Copyright © American Library Association. All rights reserved
From the Inside Flap
Once upon a time there was ... a princess who loved all her beautiful ponies, a cool muscle dude who rode an awesome motorcycle. But a giant came and started stealing them! The dude came to fight the ugly, smelly giant with his mighty sword. She turned gold into thread while she cried for Buttercup, her favorite pony. And he took the princess's gold thread for payment The end!
Wait a minute! That's not how it ends!
Once upon a time there was a boy and a girl who had to tell a fairy tale to the class, but they couldn't agree on the story. Will everyone live happily ever after?
During the first ten years of Kevin O'Malley's life, he didn't care about the difference between girls and boys. Over the next ten, he found out that there was a big difference. After ten more years (and marriage), Kevin discovered that the difference is really, really huge. Another ten years and two children later, Kevin wrote Once Upon A Cool Motorcycle Dude. He still has no clue about girls.
Carol Heyer used to argue with the boys in her class about important things like princesses and giants, so she enjoyed collaborating on this dueling boy and girl story. Now Carol is a full-time writer and illustrator whose books have sold over a million copies.
Scott Goto thinks illustrating a story about a dude who battles giants with a bike and a big sword is the perfect way to start the day. However, the only bike he has is pedal powered, and he fought a giant once in school and got squashed. But he does own a big sword.
Top customer reviews
A boy and a girl, partners for a class project, are supposed to retell their favorite to the class. However, they could not agree on a story, so they decide to instead tell their own, combining the adventures of a sweet princess and a muscle-bound guy on a motorcycle. The two sides of the story play off of each wonderfully as the kids banter.
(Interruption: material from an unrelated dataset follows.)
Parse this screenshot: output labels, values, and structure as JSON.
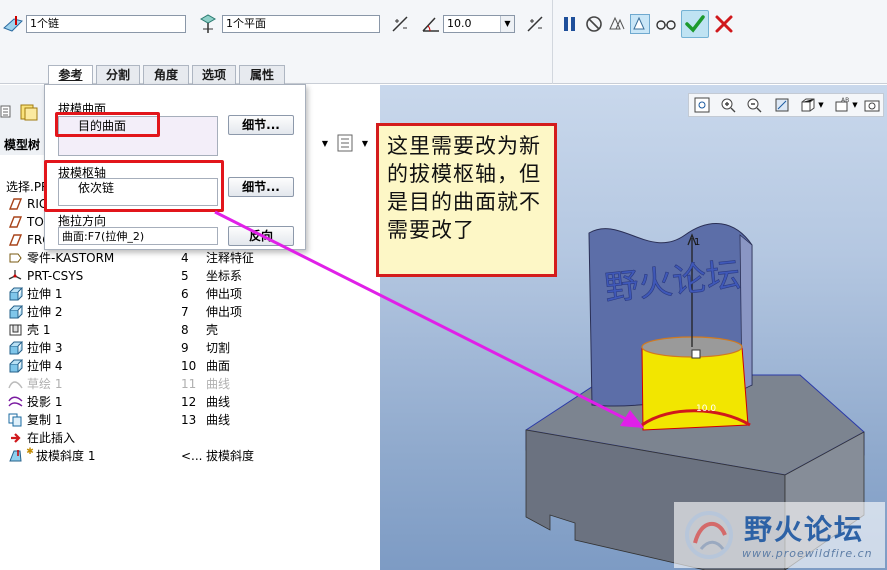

Not only is it funny and all three illustration styles fantastic, but it's a clever exercise in voice. Even the fonts change.
This is a delight to read. I can't wait to share it with my class.
I have since read this to my class. This is the second book in three years of teaching where my class demanded a reread immediately after the book was finished.
I made the mistake of loaning it to another teacher. My class nearly rebelled when it wasn't on their shelf for their own perusing.
Yes, 1st grade age can appreciate this book.
The beginning of the book does seem to put the kids in the color-coded toy aisles, but then there a shift, and the story becomes far more interesting. The two wildly divergent stories merge into one very fun story.
And the artwork for the story again seems to be from two competitive art styles, that, by the end work very well together.